I got a kind of answer when, a few years into my annual Moviegoer routine, I read another very good New Orleans novel, John Gregory Brown’s Decorations in a Ruined Cemetery, from 1994. I was almost at the end of that novel when I came to something that just about knocked me out of my chair. A stockbroker-turned-doctor named Jack makes a brief appearance. Some things about Jack seem awfully familiar. Jack drives a tiny red sports car. Jack likes to go to the movies. Jack’s a Korean war veteran who once lived on Gentilly Boulevard. There's not much mystery about it. It’s Binx, of course. But there’s one more thing about Jack, and it’s the detail that made me sure of his identity. Brown says that he “had been married, but his wife had killed herself some years before.” I'm not sure I've ever been quite as stunned by a single sentence in a novel as I was by that one.
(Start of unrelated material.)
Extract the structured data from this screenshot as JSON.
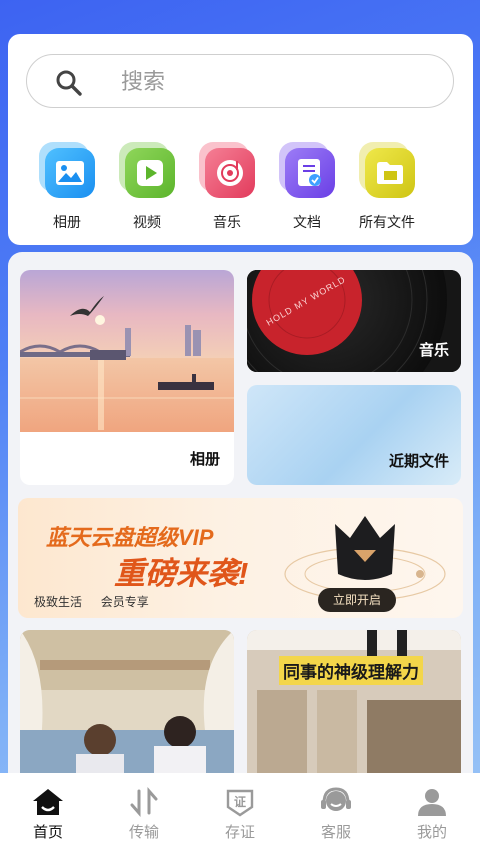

Odd as it was to come across Binx rendered older and sadder, and odd as it was to find Kate killed off, I had to give Brown credit. He was a Percyist, it was obvious, and he'd pulled off the best possible Moviegoer homage: to borrow Binx for his own novel. And better still--and sadder still--I think Brown gets him, and Kate, right.